The Black Panthers (originally called the Black Panther Party for Self-Defense) understood the importance of this principle, hence their portrayal as a crazed danger to society by some of the country’s most prominent politicians. In California, the Black Panthers operated the Black Panthers Police Patrols. They would openly carry firearms (as the law allowed it), listen on police calls to rush at a scene of the arrest, and inform the arrested of their rights, all while standing far enough to not interfere with the work of police officers. But not everyone was a fan. Assemblyman Dan Mulford thought to limit the patrols by introducing Assembly Bill 1951, proposing a repeal of the law allowing for the open carry of loaded firearms. Rightly angered, the Black Panthers marched to the State Capitol, armed, to protest its passage. Unfortunately, their protests weren’t enough as Governor Ronald Reagan signed the Mulford Act into law in 1967, citing “[the Act] would work no hardship on the honest citizen.

But were the Black Panthers being dishonest? First, open carry, as opposed to concealed carry, specifically demands weapons to be publicly displayed. Second, the Black Panthers’ core practice was to openly carry to monitor police officers. It was anything but dishonest. Had the Black Panthers been concealing their weapons and made their intentions unclear, Reagan might have been correct. Yet again, a state legislature decided to explicitly limit the law so that African-Americans could not freely exercise their rights to the 2nd Amendment. Fortunately for the Black Panthers, the Mulford Act was only a temporary setback: they rose to national prominence within the young Black population, developed new social programs, gained the prominence of moderate institutions, and became an icon for self-defense.
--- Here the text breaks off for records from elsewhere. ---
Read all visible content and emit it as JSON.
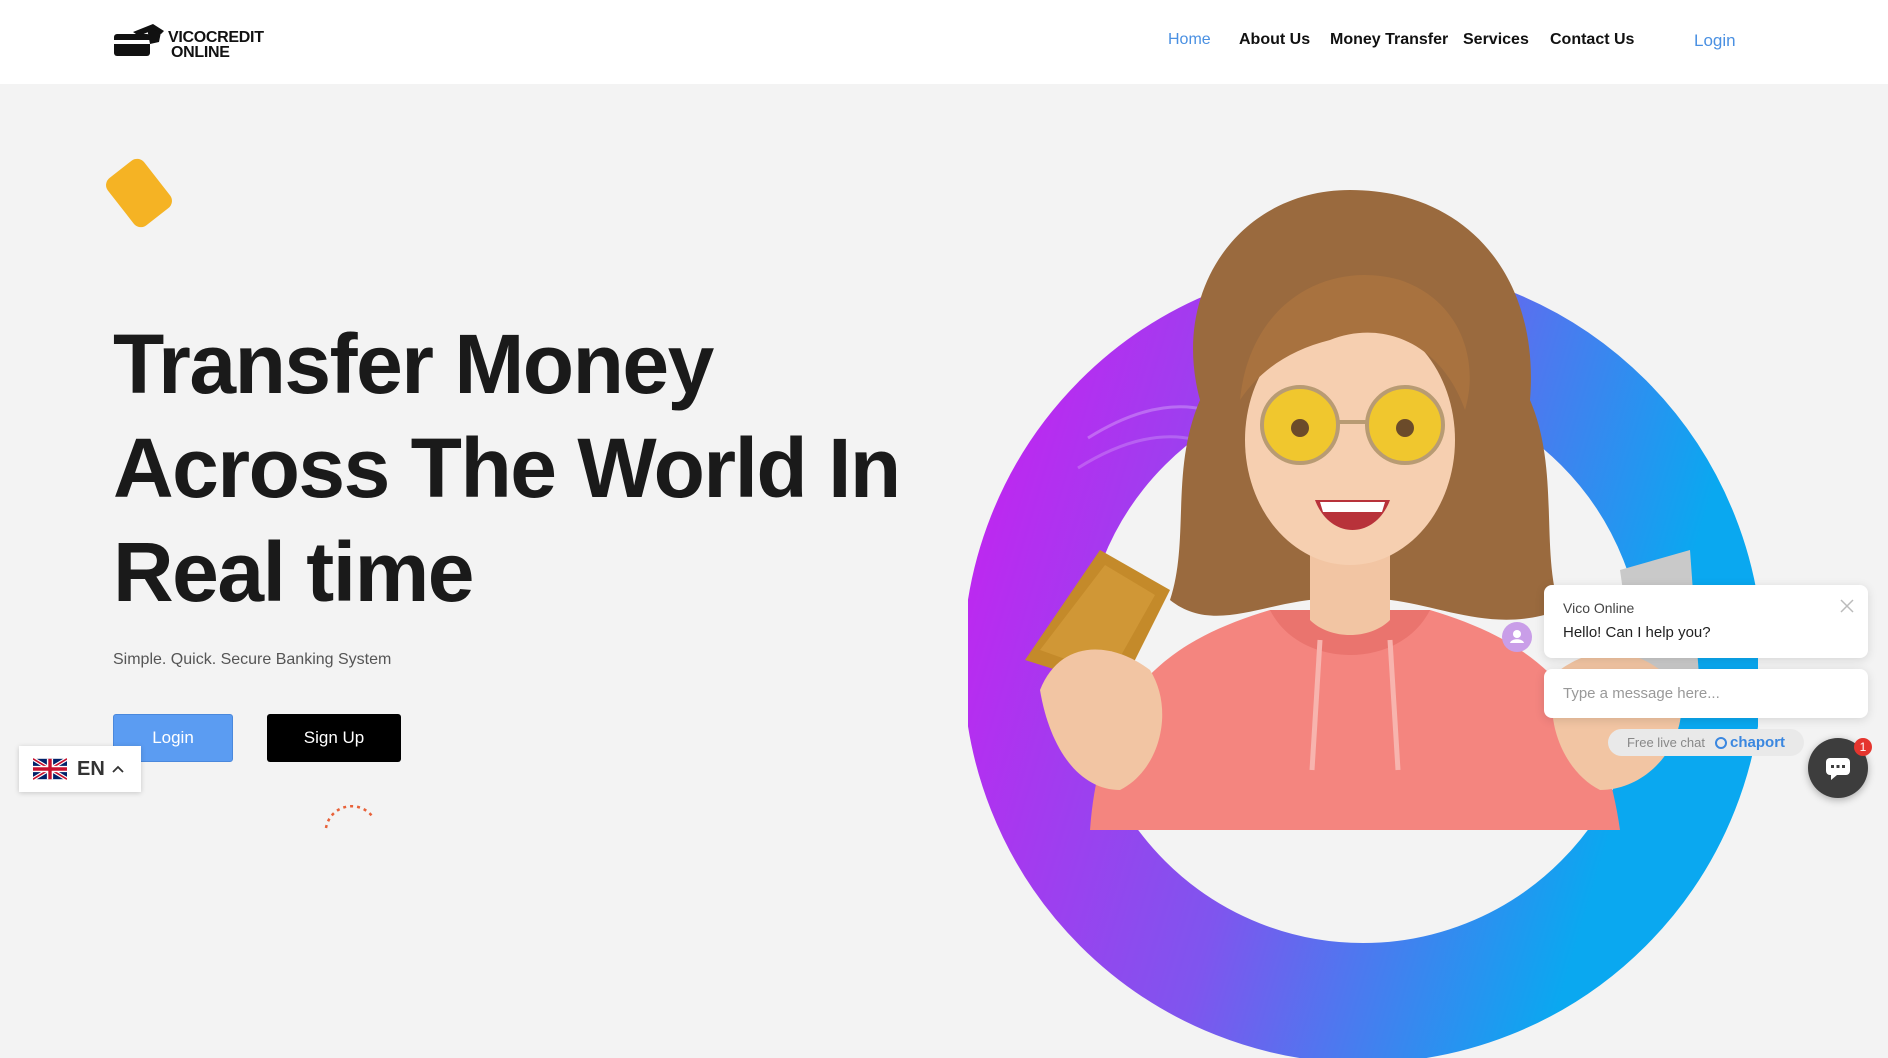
{
  "header": {
    "logo_line1": "VICOCREDIT",
    "logo_line2": "ONLINE",
    "nav": [
      {
        "label": "Home",
        "active": true
      },
      {
        "label": "About Us"
      },
      {
        "label": "Money Transfer"
      },
      {
        "label": "Services"
      },
      {
        "label": "Contact Us"
      }
    ],
    "login_label": "Login"
  },
  "hero": {
    "title_line1": "Transfer Money",
    "title_line2": "Across The World In",
    "title_line3": "Real time",
    "subtitle": "Simple. Quick. Secure Banking System",
    "login_button": "Login",
    "signup_button": "Sign Up"
  },
  "language": {
    "code": "EN",
    "flag_icon": "uk-flag-icon"
  },
  "chat": {
    "agent_name": "Vico Online",
    "message": "Hello! Can I help you?",
    "input_placeholder": "Type a message here...",
    "powered_text": "Free live chat",
    "brand": "chaport",
    "unread_count": "1"
  },
  "colors": {
    "accent": "#4a90e2",
    "button_blue": "#5b9cf2",
    "tag_yellow": "#f5b324",
    "ring_start": "#c026f0",
    "ring_end": "#0aa8f0",
    "hoodie": "#f4857f"
  }
}
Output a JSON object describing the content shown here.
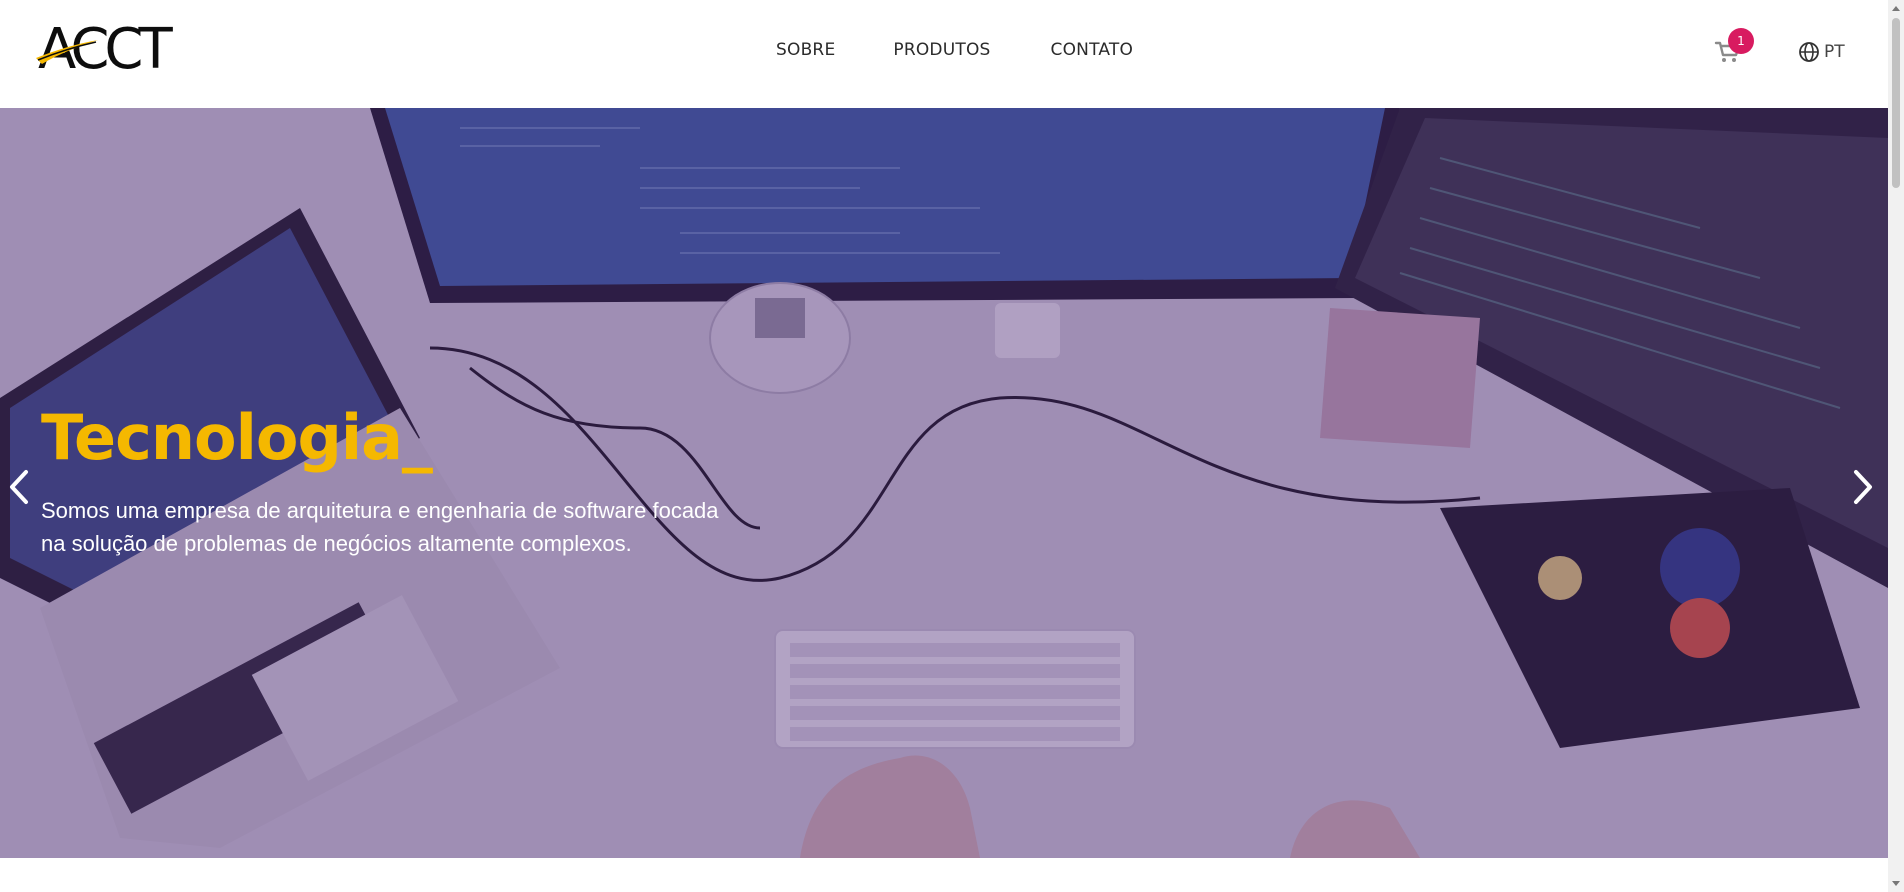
{
  "header": {
    "logo_text": "ACCT",
    "nav": [
      {
        "label": "SOBRE"
      },
      {
        "label": "PRODUTOS"
      },
      {
        "label": "CONTATO"
      }
    ],
    "cart": {
      "icon": "cart-icon",
      "count": "1",
      "badge_color": "#d81b60"
    },
    "language": {
      "icon": "globe-icon",
      "label": "PT"
    }
  },
  "hero": {
    "title": "Tecnologia_",
    "description_lines": [
      "Somos uma empresa de arquitetura e engenharia de software focada",
      "na solução de problemas de negócios altamente complexos."
    ],
    "title_color": "#f5b800",
    "overlay_color": "#462270",
    "prev_icon": "chevron-left-icon",
    "next_icon": "chevron-right-icon"
  }
}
Ronald Reagan’s signing of the Mulford Act must represent an outdated GOP if we are to gain critical Black conservative voters. In 1960, 22% of Black voters were registered Republicans; four years later, it was only 8%. More than half a century later, in 2019, 25% of Black Democrats identified as conservative. We must ask ourselves: why are 25% of Black “Democrats” not voting Republican? Where did we go wrong? Simply put, Republicans have long ignored the racial history behind the 2nd Amendment. Going forward, the GOP must be outspoken, explicit, and unequivocal in its support of Black Americans’s right to bear arms. A quarter of Black Americans own a gun, and gun sales have hit a record high, with an estimated half being new gun owners. Republicans in Washington cannot ignore these statistics any longer.

Being a Black Republican means supporting politicians who safeguard the unalienable rights enshrined in America’s most important text. Being a Black immigrant means cherishing the institution that makes America unique. Being a Black man in America means opposing any abridgment of the 2nd Amendment. It means respecting Nat Turner, Harriet Tubman, and Malcolm X, those who risked their lives so I could prosper in the greatest nation that’s ever existed. In the words of Secretary of State Condoleeza Rice, “I am a Second Amendment absolutist.




We’re Gen Z and we’re charting a new path for the republican party.